(Element data from apps and pages)

>>>

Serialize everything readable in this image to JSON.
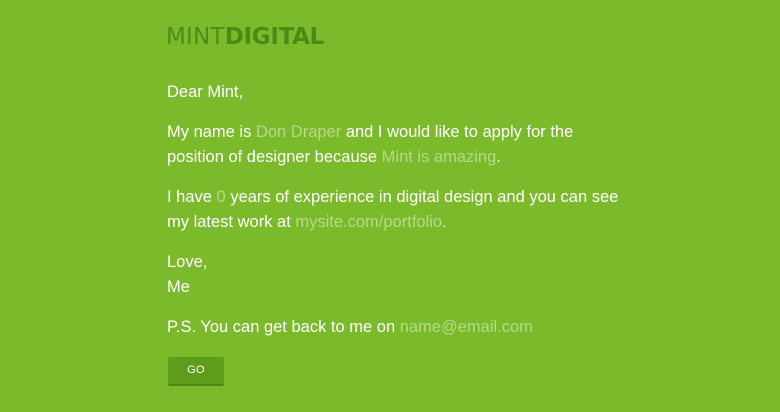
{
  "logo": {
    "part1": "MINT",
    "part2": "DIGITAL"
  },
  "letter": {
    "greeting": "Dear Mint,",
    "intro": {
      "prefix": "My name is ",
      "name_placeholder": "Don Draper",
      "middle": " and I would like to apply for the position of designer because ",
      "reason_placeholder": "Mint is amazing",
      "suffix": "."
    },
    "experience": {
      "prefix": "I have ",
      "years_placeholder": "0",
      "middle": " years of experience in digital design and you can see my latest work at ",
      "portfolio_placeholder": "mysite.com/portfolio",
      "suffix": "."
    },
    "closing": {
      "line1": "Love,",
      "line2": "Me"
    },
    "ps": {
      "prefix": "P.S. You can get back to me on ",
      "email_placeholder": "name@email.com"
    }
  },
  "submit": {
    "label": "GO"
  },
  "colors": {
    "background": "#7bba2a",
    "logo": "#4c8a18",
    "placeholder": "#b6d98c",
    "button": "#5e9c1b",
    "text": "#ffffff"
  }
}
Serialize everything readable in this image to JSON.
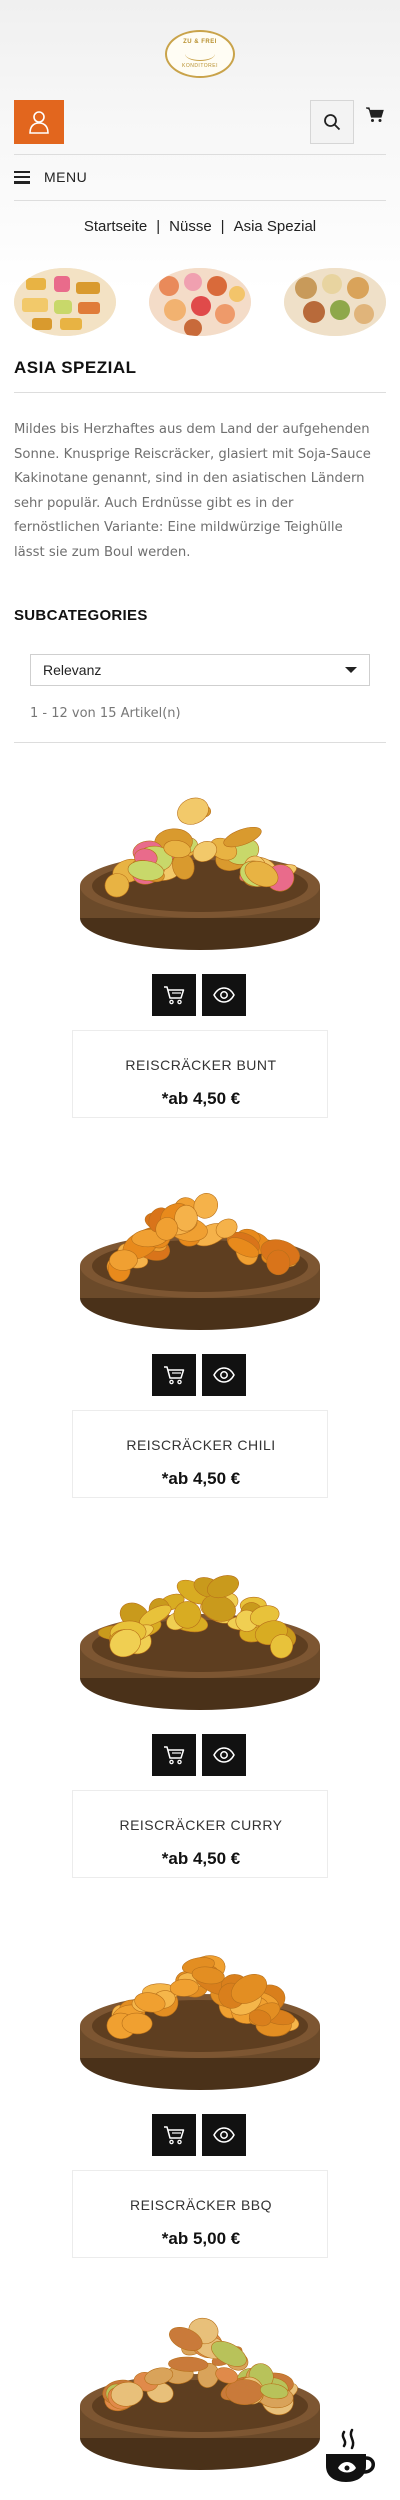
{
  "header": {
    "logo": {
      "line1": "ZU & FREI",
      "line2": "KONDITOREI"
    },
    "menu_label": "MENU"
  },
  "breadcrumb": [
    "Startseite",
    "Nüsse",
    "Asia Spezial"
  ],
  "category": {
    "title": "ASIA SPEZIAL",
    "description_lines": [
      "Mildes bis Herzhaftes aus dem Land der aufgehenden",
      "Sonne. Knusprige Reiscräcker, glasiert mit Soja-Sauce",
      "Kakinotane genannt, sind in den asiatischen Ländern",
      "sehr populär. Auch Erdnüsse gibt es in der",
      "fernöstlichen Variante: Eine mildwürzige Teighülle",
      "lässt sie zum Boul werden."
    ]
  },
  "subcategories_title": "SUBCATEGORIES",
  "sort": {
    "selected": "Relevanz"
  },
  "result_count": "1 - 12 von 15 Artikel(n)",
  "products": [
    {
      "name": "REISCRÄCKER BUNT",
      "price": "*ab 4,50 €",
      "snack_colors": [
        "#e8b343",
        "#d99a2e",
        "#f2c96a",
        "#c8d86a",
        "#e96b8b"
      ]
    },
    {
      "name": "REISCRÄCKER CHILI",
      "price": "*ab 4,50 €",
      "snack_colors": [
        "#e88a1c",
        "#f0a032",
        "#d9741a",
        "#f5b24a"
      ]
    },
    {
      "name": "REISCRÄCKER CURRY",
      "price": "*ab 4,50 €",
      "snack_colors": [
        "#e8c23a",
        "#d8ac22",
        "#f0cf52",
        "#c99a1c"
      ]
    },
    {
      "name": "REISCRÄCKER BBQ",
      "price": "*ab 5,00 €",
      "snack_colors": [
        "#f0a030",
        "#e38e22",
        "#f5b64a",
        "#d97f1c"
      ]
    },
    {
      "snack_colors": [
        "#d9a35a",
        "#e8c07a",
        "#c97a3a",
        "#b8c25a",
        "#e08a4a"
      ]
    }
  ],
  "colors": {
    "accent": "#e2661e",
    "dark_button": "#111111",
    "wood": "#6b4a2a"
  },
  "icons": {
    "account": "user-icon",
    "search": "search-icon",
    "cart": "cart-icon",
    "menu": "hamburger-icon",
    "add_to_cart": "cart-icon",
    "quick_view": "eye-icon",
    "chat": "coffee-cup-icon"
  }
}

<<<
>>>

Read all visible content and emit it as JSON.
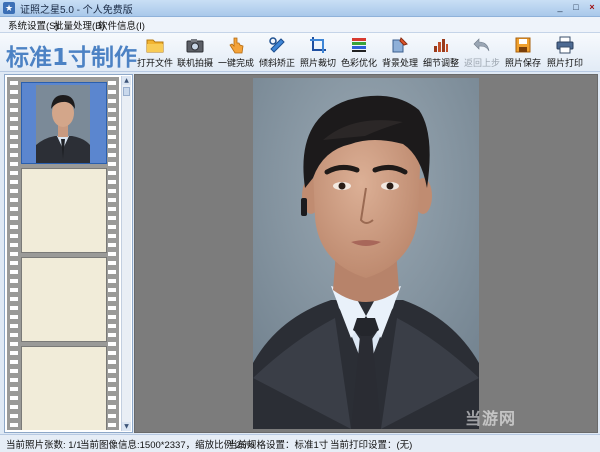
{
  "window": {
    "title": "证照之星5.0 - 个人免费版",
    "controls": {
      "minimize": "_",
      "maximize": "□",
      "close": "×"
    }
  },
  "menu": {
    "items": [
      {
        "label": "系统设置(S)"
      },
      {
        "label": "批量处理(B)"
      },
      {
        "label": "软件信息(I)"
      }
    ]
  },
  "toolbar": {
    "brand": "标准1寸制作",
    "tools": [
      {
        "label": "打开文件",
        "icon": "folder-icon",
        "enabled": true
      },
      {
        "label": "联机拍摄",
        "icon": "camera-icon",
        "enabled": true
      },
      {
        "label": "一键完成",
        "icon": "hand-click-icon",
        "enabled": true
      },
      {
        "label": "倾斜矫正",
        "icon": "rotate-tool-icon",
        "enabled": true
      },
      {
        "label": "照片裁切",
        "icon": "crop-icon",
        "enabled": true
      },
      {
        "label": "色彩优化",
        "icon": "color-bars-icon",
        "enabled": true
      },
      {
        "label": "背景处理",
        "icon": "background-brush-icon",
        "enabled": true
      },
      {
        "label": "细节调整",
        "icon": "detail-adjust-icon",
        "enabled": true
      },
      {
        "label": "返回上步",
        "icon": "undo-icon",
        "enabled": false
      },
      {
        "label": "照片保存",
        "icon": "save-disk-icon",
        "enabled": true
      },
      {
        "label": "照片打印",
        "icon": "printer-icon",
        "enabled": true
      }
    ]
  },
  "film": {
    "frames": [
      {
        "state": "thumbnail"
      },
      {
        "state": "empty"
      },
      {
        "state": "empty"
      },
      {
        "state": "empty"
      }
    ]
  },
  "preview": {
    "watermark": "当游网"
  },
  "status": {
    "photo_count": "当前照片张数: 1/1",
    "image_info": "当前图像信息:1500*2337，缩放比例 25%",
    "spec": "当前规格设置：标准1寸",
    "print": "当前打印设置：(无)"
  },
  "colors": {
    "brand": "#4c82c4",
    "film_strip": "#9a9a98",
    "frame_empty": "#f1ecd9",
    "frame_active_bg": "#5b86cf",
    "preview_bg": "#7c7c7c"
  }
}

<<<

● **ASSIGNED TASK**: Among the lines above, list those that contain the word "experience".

● **RESULT OF THE EXERCISE**:
    "experience": {
      "middle": " years of experience in digital design and you can see my latest work at ",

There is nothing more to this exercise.